Ger Aylward has taken up the torch from the likes of Aidan Fogarty.
Cha, the Comerfords, Eddie, Charlie, John Hoyne, Denis Byrne; they’ve all departed — only they haven’t. From breaking hurleys, crashing shoulders, trying to get in a clearance or shot against the likes of them in Cody’s cauldron, by even watching them on the box or from the stands, the likes of Larkin, Walter Walsh and Colin Fennelly have assumed that exacting standard and shared knowledge.
Does this side, now eyeing up a three in a row, have the talent and depth as the side that won four in a row? No.
In truth, this latest crop is more like the current Kerry team of Eamonn Fitzmaurice than the ridiculously-gifted sides Jack O’Connor had in the noughties.
But who’s there to stop them? Looking at the hurling landscape and there is no equivalent of Jim Gavin’s Dublin, Sheedy’s Tipp or O’Grady’s Cork to foil them.
There are plenty of teams capable of seriously challenging.
alway if they build on this year; as disappointing and drastic as their second-half underperformance was, it’s almost impossible for a team to come along with five rookies and expect to win an All-Ireland straight away; but trying to recreate the momentum and the this-is-our-time sense that Anthony Cunningham radiated will be difficult.
Clare have the talent but need for their players to strengthen up and their manager to loosen it up.
Any Cork manager has so much low-hanging fruit to gather but will the county board appoint one who will do even that? The Tipperary succession plan was presumably made with the view of retaining rather than pursuing an All-Ireland; it will be a challenge for Michael Ryan to tell that dressing room something it hasn’t heard from him as a selector before — unless he has in mind quite a different dressing room.
Similarly, we wouldn’t be a bit surprised if either Waterford, Limerick or Dublin likewise reached next year’s All-Ireland final — or crashed out in the first round of the qualifiers, oscillating fortunes Tipp and Galway each experienced in recent years. There’s very little between numbers two and eight. It’s a matter of structure, purpose and a little bit of fortune.
The one team we can safely predict who’ll make it to the All-Ireland quarter-finals or beyond is Kilkenny, just like they will for the next five years. Outside of Eoin Larkin, Sean Prendergast and the injury-ravaged Michael Fennelly, the team are all 28 or younger.

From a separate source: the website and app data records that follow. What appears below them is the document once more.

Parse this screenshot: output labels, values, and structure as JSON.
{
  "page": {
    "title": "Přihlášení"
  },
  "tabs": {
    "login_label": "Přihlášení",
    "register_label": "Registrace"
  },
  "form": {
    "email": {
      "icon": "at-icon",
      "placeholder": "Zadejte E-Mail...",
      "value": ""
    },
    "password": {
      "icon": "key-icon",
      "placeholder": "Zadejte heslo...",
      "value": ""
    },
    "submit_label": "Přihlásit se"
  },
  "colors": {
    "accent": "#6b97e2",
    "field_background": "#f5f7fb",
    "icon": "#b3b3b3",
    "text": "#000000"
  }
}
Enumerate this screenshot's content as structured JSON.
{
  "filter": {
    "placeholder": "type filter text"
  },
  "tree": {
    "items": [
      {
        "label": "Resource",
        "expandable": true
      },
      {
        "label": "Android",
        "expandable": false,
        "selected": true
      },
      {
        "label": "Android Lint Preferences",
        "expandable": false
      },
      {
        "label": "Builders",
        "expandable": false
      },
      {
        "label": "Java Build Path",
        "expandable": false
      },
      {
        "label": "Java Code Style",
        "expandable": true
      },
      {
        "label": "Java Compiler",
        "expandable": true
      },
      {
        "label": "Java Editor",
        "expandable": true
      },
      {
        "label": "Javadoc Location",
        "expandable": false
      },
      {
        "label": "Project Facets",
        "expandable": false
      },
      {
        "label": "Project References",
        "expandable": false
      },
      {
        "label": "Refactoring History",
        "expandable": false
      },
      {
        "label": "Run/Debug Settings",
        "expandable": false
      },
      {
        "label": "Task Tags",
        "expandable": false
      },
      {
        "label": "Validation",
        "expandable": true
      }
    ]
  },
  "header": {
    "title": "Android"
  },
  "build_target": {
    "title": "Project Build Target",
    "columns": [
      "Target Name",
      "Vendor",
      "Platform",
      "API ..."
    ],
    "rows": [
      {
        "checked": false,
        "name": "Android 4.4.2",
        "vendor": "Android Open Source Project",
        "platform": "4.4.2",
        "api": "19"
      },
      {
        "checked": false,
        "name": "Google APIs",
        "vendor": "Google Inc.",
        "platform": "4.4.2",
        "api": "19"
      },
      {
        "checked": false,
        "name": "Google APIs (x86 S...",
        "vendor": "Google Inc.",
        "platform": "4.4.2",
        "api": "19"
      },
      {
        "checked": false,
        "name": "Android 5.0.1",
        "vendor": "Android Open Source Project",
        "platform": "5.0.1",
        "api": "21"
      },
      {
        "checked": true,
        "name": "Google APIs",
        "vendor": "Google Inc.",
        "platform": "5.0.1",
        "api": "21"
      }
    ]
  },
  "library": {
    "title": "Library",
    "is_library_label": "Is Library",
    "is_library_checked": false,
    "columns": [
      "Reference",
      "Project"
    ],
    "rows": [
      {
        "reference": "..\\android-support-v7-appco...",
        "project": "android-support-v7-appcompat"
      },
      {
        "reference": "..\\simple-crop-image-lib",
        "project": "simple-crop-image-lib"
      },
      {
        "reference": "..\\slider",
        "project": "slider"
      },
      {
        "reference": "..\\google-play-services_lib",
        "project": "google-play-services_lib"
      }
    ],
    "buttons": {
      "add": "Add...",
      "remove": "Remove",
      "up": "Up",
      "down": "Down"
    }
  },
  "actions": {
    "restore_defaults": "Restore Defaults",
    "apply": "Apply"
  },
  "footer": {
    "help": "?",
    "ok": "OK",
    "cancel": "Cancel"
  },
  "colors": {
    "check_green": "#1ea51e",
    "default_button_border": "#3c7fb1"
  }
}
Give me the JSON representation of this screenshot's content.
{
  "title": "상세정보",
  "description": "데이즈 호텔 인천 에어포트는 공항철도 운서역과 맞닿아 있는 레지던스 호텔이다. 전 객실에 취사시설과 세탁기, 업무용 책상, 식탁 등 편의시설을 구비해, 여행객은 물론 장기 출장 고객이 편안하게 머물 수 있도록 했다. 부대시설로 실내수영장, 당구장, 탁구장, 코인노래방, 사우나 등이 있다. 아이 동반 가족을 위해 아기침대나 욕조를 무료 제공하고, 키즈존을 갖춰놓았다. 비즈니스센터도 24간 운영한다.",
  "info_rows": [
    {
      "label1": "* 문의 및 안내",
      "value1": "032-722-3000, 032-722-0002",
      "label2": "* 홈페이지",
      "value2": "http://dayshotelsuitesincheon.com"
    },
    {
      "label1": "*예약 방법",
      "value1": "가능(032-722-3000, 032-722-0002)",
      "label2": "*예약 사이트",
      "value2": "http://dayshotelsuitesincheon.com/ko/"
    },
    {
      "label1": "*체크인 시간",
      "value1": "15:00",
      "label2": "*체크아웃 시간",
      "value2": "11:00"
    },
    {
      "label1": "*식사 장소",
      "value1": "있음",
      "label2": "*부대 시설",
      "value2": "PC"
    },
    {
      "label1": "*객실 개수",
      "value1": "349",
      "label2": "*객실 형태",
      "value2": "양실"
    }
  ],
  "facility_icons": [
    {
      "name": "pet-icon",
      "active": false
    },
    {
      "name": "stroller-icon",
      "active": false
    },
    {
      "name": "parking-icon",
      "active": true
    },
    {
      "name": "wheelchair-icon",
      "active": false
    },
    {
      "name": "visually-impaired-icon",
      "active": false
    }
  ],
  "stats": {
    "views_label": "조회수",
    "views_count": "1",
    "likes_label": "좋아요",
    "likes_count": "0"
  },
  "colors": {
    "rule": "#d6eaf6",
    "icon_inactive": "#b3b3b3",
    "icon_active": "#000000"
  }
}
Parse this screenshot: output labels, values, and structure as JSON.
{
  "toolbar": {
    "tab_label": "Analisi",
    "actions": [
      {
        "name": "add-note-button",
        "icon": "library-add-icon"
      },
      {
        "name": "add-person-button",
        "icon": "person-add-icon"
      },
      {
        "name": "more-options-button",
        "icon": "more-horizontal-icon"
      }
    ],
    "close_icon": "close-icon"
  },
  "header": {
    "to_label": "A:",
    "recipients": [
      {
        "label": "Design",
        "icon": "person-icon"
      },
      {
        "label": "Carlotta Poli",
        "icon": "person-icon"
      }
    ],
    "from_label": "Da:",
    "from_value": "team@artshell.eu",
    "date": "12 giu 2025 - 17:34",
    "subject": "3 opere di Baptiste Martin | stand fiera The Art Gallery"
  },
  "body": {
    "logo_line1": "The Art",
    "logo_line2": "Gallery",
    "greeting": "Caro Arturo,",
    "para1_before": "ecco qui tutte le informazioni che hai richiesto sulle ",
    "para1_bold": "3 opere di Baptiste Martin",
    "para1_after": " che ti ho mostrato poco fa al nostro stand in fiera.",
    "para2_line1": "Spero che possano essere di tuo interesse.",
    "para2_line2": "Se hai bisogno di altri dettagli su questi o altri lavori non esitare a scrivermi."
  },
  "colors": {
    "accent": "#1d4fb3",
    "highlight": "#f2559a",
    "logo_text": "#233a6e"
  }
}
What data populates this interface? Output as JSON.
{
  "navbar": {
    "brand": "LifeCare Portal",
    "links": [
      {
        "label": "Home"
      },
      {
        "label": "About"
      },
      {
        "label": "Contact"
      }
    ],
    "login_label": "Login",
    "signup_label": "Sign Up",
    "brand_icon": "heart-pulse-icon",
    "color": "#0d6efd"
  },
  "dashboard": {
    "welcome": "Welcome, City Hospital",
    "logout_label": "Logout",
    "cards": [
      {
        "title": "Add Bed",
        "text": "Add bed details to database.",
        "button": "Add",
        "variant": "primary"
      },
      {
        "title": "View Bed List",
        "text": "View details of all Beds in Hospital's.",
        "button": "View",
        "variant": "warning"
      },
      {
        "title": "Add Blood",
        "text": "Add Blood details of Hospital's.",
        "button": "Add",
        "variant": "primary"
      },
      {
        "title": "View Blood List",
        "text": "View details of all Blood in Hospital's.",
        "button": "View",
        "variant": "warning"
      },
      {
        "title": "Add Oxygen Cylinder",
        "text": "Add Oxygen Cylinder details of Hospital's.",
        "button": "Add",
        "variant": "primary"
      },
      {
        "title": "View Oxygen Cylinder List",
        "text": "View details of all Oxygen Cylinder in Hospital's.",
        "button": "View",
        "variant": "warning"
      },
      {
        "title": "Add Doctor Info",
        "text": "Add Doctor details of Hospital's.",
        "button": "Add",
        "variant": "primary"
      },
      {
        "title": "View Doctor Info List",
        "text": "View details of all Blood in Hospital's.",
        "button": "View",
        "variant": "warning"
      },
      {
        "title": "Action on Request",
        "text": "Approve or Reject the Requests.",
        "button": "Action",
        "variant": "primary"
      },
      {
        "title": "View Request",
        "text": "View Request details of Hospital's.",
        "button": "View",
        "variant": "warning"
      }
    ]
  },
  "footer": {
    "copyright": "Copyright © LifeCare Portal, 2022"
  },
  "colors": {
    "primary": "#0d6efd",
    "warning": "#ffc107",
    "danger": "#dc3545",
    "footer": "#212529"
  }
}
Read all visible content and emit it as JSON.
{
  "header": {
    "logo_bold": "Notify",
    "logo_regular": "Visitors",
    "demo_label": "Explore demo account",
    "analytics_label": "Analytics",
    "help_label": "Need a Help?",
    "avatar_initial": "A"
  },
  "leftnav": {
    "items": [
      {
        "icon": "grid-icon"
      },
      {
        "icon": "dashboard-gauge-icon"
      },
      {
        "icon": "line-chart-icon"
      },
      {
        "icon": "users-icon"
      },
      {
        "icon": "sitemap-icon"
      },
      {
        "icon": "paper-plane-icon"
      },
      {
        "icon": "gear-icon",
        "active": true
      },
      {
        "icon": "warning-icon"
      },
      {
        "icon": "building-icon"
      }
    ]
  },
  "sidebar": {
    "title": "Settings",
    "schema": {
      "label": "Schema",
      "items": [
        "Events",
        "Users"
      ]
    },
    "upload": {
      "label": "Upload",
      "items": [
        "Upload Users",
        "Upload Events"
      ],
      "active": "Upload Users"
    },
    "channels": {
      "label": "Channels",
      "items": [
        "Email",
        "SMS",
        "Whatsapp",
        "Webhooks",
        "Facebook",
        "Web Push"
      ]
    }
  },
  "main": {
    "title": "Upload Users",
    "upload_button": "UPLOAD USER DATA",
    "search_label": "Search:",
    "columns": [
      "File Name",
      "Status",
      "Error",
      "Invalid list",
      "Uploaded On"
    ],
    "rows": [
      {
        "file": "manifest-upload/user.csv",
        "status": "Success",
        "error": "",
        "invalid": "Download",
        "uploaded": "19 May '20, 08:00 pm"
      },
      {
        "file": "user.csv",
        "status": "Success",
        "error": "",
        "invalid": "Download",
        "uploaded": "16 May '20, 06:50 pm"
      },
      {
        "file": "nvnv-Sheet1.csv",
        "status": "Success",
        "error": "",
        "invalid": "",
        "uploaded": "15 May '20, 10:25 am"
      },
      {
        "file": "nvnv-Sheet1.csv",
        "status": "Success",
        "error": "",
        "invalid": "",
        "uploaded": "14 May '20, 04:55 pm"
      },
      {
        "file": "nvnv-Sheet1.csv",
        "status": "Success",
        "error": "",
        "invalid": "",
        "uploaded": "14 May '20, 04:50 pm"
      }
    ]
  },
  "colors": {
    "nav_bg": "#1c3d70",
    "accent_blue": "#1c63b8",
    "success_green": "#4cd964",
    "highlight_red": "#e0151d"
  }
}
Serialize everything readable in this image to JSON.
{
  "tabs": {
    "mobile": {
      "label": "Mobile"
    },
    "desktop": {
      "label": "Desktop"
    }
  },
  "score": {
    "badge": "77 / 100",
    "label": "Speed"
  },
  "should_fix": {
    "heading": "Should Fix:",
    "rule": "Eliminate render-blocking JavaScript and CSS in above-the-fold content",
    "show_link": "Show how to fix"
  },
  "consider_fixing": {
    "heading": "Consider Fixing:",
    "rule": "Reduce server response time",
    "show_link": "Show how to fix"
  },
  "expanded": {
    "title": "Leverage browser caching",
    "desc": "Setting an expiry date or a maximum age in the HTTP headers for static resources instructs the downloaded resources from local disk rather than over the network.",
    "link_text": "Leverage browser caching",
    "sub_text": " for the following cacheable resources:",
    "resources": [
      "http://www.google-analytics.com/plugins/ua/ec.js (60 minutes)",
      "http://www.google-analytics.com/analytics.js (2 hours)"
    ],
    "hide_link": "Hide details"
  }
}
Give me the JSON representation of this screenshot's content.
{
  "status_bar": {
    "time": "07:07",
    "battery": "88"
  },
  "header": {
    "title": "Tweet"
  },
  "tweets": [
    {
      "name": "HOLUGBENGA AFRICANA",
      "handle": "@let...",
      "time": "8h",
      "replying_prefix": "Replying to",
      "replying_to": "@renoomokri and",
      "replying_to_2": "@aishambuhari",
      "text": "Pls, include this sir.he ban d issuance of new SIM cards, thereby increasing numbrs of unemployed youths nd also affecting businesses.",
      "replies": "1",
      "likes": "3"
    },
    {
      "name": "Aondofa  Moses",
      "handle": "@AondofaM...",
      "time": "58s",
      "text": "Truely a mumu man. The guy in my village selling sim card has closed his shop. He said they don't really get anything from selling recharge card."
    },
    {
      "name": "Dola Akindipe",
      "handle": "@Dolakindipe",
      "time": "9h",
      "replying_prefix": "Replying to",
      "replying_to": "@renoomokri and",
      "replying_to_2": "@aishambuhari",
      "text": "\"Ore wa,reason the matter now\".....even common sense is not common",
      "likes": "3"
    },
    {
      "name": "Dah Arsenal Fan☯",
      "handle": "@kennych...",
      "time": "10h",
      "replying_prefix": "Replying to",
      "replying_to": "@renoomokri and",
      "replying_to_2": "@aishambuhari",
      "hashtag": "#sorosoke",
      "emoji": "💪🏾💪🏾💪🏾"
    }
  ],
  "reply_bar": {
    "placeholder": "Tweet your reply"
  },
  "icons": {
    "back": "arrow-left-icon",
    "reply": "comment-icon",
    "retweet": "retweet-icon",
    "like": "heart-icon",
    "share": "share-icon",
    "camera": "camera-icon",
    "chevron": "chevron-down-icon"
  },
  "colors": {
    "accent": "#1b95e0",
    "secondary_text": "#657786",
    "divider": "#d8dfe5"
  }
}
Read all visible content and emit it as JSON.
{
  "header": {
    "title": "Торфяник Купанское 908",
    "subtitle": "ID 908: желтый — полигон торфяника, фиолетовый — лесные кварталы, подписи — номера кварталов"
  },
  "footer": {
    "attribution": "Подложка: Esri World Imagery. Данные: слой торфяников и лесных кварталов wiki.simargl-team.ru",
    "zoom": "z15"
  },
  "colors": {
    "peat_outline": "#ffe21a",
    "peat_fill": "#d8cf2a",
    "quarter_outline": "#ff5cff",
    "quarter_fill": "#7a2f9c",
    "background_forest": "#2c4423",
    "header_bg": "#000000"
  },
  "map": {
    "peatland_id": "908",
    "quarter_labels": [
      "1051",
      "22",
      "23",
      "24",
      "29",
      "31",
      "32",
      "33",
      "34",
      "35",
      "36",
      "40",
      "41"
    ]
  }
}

They don’t intend to go anywhere — and behind them is another generation of schoolgoers ready to learn from them how it’s done, Cody-style.